Ban Ki-moon made Haiti a special priority, and in March of last year, he traveled with Clinton to Port-au-Prince, the Haitian capital, to kick off an international recovery effort. Ban told reporters, "There is a growing optimism that Haiti has the assets it needs to break the impasse."

Ban was referring, in part, to U.S. legislation called the HOPE II Act, which allows textile goods made in Haiti to enter the U.S. duty-free. That's a big advantage for garment manufacturers, and it was hoped that it would attract foreign investment for factories in Haiti.

Ban's and Clinton's visit to Haiti helped raise awareness for an international donors' conference in Washington, D.C., in April, at which nations and groups pledged about $324 million for rebuilding Haiti over a two-year period.

One of the stars of that conference was Haiti's new prime minister, Michele Pierre-Louis, a former top aide to billionaire investor George Soros. Pierre-Louis had a reputation as a calm and competent technocrat, raising the hope that her appointment would inspire the confidence of potential foreign investors in Haiti.

The Inter-American Development Bank promised in June to provide Haiti with $120 million in grants to develop its infrastructure and to improve protection against natural disasters.

In July, the International Monetary Fund and other lenders agreed to forgive about $1.2 billion worth of Haiti's debt. The debt relief saved Haiti's government about $50 million a year in interest payments alone, and freed up the money for development.

Reasons For Hope

Haiti seemed on track for a new beginning. The worldwide recession hurt the country's efforts to build its textile industry, but it also reduced the food and fuel prices that had caused so much pain to ordinary Haitians.

Business leaders such as Georges Sassine, president of the Haitian Association of Industries, saw the coming years as a period for rebuilding the country's infrastructure, especially roads and port facilities, in preparation for steady growth in exports.

During Clinton's trade mission in October, the situation seemed so positive that he told attendees, "Your political risk in Haiti is lower than it has ever been in my lifetime."

The former president's hopes for political stability took a blow just a few weeks later, when Haiti's Senate voted to oust Pierre-Louis, saying that she had failed to promote the economic recovery. President Rene Preval appointed the country's planning minister, Jean-Max Bellerive, as the new prime minister.

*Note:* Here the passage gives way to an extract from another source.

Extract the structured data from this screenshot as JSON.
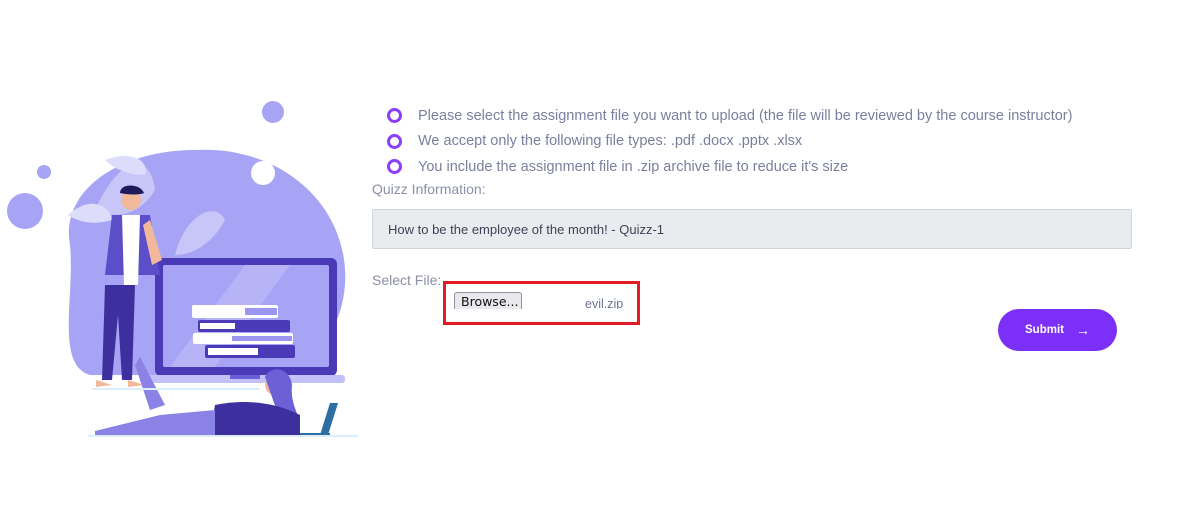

As the transition took place, Haiti's ambassador to the U.N., Leslie Voltaire, noted that one reason for the slow pace of development under Pierre-Louis' government was that only about 15 percent of the money promised at the April donors' conference had been delivered.

Now, with Haiti in the throes of a new disaster, pledges of international aid are flowing once again. It remains to be seen whether those pledges will be met, and whether the world's attention to Haiti's development will survive the current fixation on the country's survival.

In his interview on NPR's All Things Considered, Clinton called the earthquake "a terrible economic setback" for the island nation but said he believes it could intensify the determination of Haitians to rebuild their country.

"Every tragedy in life shapes the future," he said, "depending on how you respond to it."